:: Exercise details ::
When a record contains an image, skip the image and retype the rest of that record exactly.
[[ Available records open ]]
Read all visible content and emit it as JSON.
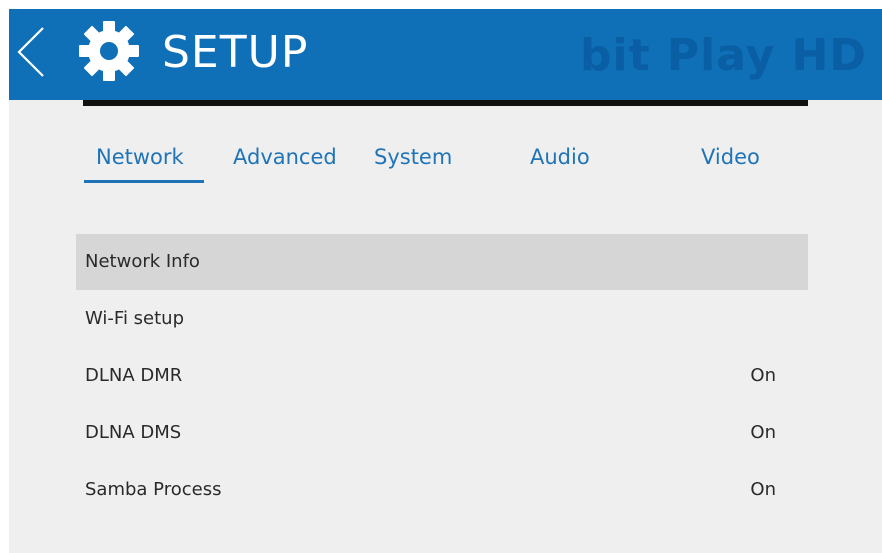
{
  "header": {
    "back_icon": "chevron-left-icon",
    "settings_icon": "gear-icon",
    "title": "SETUP",
    "brand": "bit Play HD"
  },
  "colors": {
    "header_bg": "#0f6fb7",
    "brand_text": "#0a5ea3",
    "tab_text": "#1f74b8",
    "panel_bg": "#efefef",
    "selected_row_bg": "#d6d6d6"
  },
  "tabs": [
    {
      "label": "Network",
      "active": true
    },
    {
      "label": "Advanced",
      "active": false
    },
    {
      "label": "System",
      "active": false
    },
    {
      "label": "Audio",
      "active": false
    },
    {
      "label": "Video",
      "active": false
    }
  ],
  "menu": {
    "items": [
      {
        "label": "Network Info",
        "value": "",
        "selected": true
      },
      {
        "label": "Wi-Fi setup",
        "value": "",
        "selected": false
      },
      {
        "label": "DLNA DMR",
        "value": "On",
        "selected": false
      },
      {
        "label": "DLNA DMS",
        "value": "On",
        "selected": false
      },
      {
        "label": "Samba Process",
        "value": "On",
        "selected": false
      }
    ]
  }
}
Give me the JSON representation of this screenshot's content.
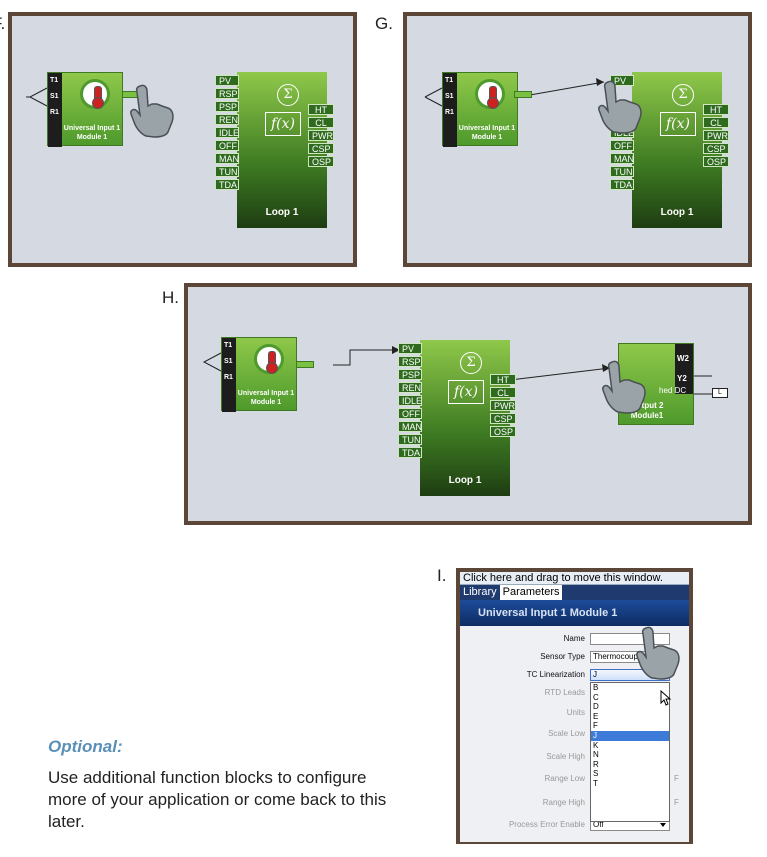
{
  "labels": {
    "f": "F.",
    "g": "G.",
    "h": "H.",
    "i": "I."
  },
  "ui_block": {
    "pins": [
      "T1",
      "S1",
      "R1"
    ],
    "title_line1": "Universal Input 1",
    "title_line2": "Module 1"
  },
  "loop_block": {
    "title": "Loop 1",
    "inputs": [
      "PV",
      "RSP",
      "PSP",
      "REN",
      "IDLE",
      "OFF",
      "MAN",
      "TUN",
      "TDA"
    ],
    "outputs": [
      "HT",
      "CL",
      "PWR",
      "CSP",
      "OSP"
    ]
  },
  "output_block": {
    "pins": [
      "W2",
      "Y2"
    ],
    "subtitle": "hed DC",
    "title_line1": "Output 2",
    "title_line2": "Module1",
    "load_label": "L"
  },
  "window": {
    "drag_bar": "Click here and drag to move this window.",
    "tabs": [
      "Library",
      "Parameters"
    ],
    "header": "Universal Input 1 Module 1",
    "fields": [
      {
        "label": "Name",
        "value": ""
      },
      {
        "label": "Sensor Type",
        "value": "Thermocouple"
      },
      {
        "label": "TC Linearization",
        "value": "J"
      },
      {
        "label": "RTD Leads",
        "value": ""
      },
      {
        "label": "Units",
        "value": ""
      },
      {
        "label": "Scale Low",
        "value": ""
      },
      {
        "label": "Scale High",
        "value": ""
      },
      {
        "label": "Range Low",
        "value": "",
        "unit": "F"
      },
      {
        "label": "Range High",
        "value": "",
        "unit": "F"
      },
      {
        "label": "Process Error Enable",
        "value": "Off"
      }
    ],
    "dropdown_options": [
      "B",
      "C",
      "D",
      "E",
      "F",
      "J",
      "K",
      "N",
      "R",
      "S",
      "T"
    ],
    "dropdown_selected": "J"
  },
  "optional": {
    "title": "Optional:",
    "text": "Use additional function blocks to configure more of your application or come back to this later."
  },
  "colors": {
    "frame": "#5b4637",
    "canvas": "#d4d9e2",
    "block_green": "#7ac143",
    "accent_blue": "#5a8fb8"
  }
}
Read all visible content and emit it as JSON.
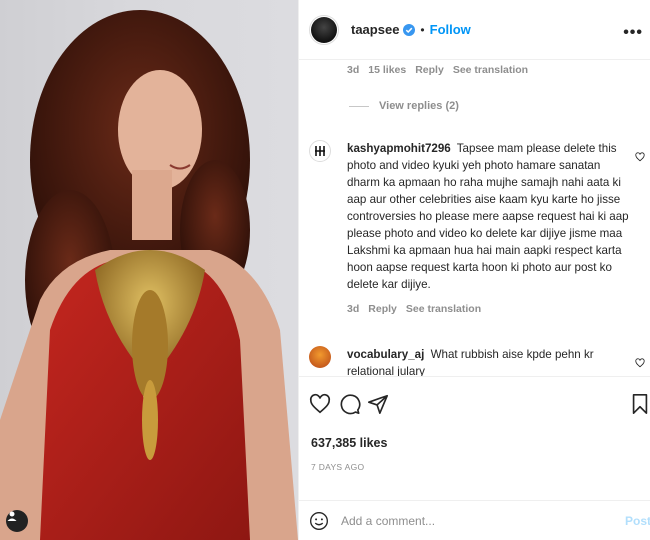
{
  "header": {
    "username": "taapsee",
    "separator": "•",
    "follow_label": "Follow",
    "more_label": "•••"
  },
  "top_comment_meta": {
    "age": "3d",
    "likes": "15 likes",
    "reply": "Reply",
    "translation": "See translation",
    "view_replies": "View replies (2)"
  },
  "comments": [
    {
      "username": "kashyapmohit7296",
      "text": "Tapsee mam please delete this photo and video kyuki yeh photo hamare sanatan dharm ka apmaan ho raha mujhe samajh nahi aata ki aap aur other celebrities aise kaam kyu karte ho jisse controversies ho please mere aapse request hai ki aap please photo and video ko delete kar dijiye jisme maa Lakshmi ka apmaan hua hai main aapki respect karta hoon aapse request karta hoon ki photo aur post ko delete kar dijiye.",
      "age": "3d",
      "reply": "Reply",
      "translation": "See translation"
    },
    {
      "username": "vocabulary_aj",
      "text": "What rubbish aise kpde pehn kr relational julary"
    }
  ],
  "post": {
    "likes": "637,385 likes",
    "time": "7 DAYS AGO"
  },
  "add_comment": {
    "placeholder": "Add a comment...",
    "post_label": "Post"
  },
  "colors": {
    "accent": "#0095f6",
    "post_disabled": "#b2dffc",
    "muted": "#8e8e8e",
    "dress_red": "#b0201c",
    "gold": "#b8902e"
  }
}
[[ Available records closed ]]
:: Solved problem ::
Read all visible content and emit it as JSON.
{
  "header": {
    "back_icon": "chevron-left-icon",
    "settings_icon": "gear-icon",
    "title": "SETUP",
    "brand": "bit Play HD"
  },
  "colors": {
    "header_bg": "#0f6fb7",
    "brand_text": "#0a5ea3",
    "tab_text": "#1f74b8",
    "panel_bg": "#efefef",
    "selected_row_bg": "#d6d6d6"
  },
  "tabs": [
    {
      "label": "Network",
      "active": true
    },
    {
      "label": "Advanced",
      "active": false
    },
    {
      "label": "System",
      "active": false
    },
    {
      "label": "Audio",
      "active": false
    },
    {
      "label": "Video",
      "active": false
    }
  ],
  "menu": {
    "items": [
      {
        "label": "Network Info",
        "value": "",
        "selected": true
      },
      {
        "label": "Wi-Fi setup",
        "value": "",
        "selected": false
      },
      {
        "label": "DLNA DMR",
        "value": "On",
        "selected": false
      },
      {
        "label": "DLNA DMS",
        "value": "On",
        "selected": false
      },
      {
        "label": "Samba Process",
        "value": "On",
        "selected": false
      }
    ]
  }
}
Give me the JSON representation of this screenshot's content.
{
  "labels": {
    "f": "F.",
    "g": "G.",
    "h": "H.",
    "i": "I."
  },
  "ui_block": {
    "pins": [
      "T1",
      "S1",
      "R1"
    ],
    "title_line1": "Universal Input 1",
    "title_line2": "Module 1"
  },
  "loop_block": {
    "title": "Loop 1",
    "inputs": [
      "PV",
      "RSP",
      "PSP",
      "REN",
      "IDLE",
      "OFF",
      "MAN",
      "TUN",
      "TDA"
    ],
    "outputs": [
      "HT",
      "CL",
      "PWR",
      "CSP",
      "OSP"
    ]
  },
  "output_block": {
    "pins": [
      "W2",
      "Y2"
    ],
    "subtitle": "hed DC",
    "title_line1": "Output 2",
    "title_line2": "Module1",
    "load_label": "L"
  },
  "window": {
    "drag_bar": "Click here and drag to move this window.",
    "tabs": [
      "Library",
      "Parameters"
    ],
    "header": "Universal Input 1 Module 1",
    "fields": [
      {
        "label": "Name",
        "value": ""
      },
      {
        "label": "Sensor Type",
        "value": "Thermocouple"
      },
      {
        "label": "TC Linearization",
        "value": "J"
      },
      {
        "label": "RTD Leads",
        "value": ""
      },
      {
        "label": "Units",
        "value": ""
      },
      {
        "label": "Scale Low",
        "value": ""
      },
      {
        "label": "Scale High",
        "value": ""
      },
      {
        "label": "Range Low",
        "value": "",
        "unit": "F"
      },
      {
        "label": "Range High",
        "value": "",
        "unit": "F"
      },
      {
        "label": "Process Error Enable",
        "value": "Off"
      }
    ],
    "dropdown_options": [
      "B",
      "C",
      "D",
      "E",
      "F",
      "J",
      "K",
      "N",
      "R",
      "S",
      "T"
    ],
    "dropdown_selected": "J"
  },
  "optional": {
    "title": "Optional:",
    "text": "Use additional function blocks to configure more of your application or come back to this later."
  },
  "colors": {
    "frame": "#5b4637",
    "canvas": "#d4d9e2",
    "block_green": "#7ac143",
    "accent_blue": "#5a8fb8"
  }
}
Read all visible content and emit it as JSON.
{
  "header": {
    "username": "taapsee",
    "separator": "•",
    "follow_label": "Follow",
    "more_label": "•••"
  },
  "top_comment_meta": {
    "age": "3d",
    "likes": "15 likes",
    "reply": "Reply",
    "translation": "See translation",
    "view_replies": "View replies (2)"
  },
  "comments": [
    {
      "username": "kashyapmohit7296",
      "text": "Tapsee mam please delete this photo and video kyuki yeh photo hamare sanatan dharm ka apmaan ho raha mujhe samajh nahi aata ki aap aur other celebrities aise kaam kyu karte ho jisse controversies ho please mere aapse request hai ki aap please photo and video ko delete kar dijiye jisme maa Lakshmi ka apmaan hua hai main aapki respect karta hoon aapse request karta hoon ki photo aur post ko delete kar dijiye.",
      "age": "3d",
      "reply": "Reply",
      "translation": "See translation"
    },
    {
      "username": "vocabulary_aj",
      "text": "What rubbish aise kpde pehn kr relational julary"
    }
  ],
  "post": {
    "likes": "637,385 likes",
    "time": "7 DAYS AGO"
  },
  "add_comment": {
    "placeholder": "Add a comment...",
    "post_label": "Post"
  },
  "colors": {
    "accent": "#0095f6",
    "post_disabled": "#b2dffc",
    "muted": "#8e8e8e",
    "dress_red": "#b0201c",
    "gold": "#b8902e"
  }
}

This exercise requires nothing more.